Information given:
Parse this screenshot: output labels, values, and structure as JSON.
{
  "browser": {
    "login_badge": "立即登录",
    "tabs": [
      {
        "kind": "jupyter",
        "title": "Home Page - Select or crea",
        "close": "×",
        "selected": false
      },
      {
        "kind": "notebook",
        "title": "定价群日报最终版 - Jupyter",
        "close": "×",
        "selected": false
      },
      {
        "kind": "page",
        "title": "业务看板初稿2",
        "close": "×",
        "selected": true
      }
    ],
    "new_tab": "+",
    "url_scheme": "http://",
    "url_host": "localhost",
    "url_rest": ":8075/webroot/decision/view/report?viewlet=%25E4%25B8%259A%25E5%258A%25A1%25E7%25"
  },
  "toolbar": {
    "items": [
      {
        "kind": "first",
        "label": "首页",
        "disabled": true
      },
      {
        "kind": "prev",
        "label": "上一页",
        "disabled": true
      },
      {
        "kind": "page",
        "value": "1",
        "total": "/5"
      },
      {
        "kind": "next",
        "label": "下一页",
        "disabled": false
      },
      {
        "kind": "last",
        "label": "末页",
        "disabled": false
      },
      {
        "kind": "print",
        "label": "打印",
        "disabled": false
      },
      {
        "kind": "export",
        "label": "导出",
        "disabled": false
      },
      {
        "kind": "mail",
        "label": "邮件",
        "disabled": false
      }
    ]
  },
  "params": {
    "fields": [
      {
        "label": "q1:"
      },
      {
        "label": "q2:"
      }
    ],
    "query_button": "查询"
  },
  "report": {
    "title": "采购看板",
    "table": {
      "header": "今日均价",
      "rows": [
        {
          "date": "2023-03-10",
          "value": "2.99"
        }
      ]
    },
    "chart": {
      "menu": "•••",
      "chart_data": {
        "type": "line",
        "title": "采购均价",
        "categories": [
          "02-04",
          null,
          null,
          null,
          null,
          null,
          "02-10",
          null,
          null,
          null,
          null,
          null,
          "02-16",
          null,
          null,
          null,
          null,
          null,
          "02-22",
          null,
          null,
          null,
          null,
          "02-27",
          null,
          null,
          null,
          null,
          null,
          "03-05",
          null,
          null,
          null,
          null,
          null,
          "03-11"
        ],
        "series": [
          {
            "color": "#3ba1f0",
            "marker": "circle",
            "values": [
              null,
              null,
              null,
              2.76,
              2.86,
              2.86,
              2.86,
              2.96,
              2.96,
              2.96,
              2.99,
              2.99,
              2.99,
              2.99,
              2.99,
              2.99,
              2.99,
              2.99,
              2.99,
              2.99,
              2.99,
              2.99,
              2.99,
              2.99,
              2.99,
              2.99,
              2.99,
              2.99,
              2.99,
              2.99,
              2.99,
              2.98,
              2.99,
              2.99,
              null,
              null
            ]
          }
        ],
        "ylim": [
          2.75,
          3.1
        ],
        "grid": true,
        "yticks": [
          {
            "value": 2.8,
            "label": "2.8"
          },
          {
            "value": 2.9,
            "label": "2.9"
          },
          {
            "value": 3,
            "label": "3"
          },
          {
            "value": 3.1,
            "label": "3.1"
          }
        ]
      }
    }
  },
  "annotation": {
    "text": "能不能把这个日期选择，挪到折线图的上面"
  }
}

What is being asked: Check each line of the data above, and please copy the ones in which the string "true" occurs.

Answer section:
        "selected": true
        "disabled": true
        "disabled": true
        "grid": true,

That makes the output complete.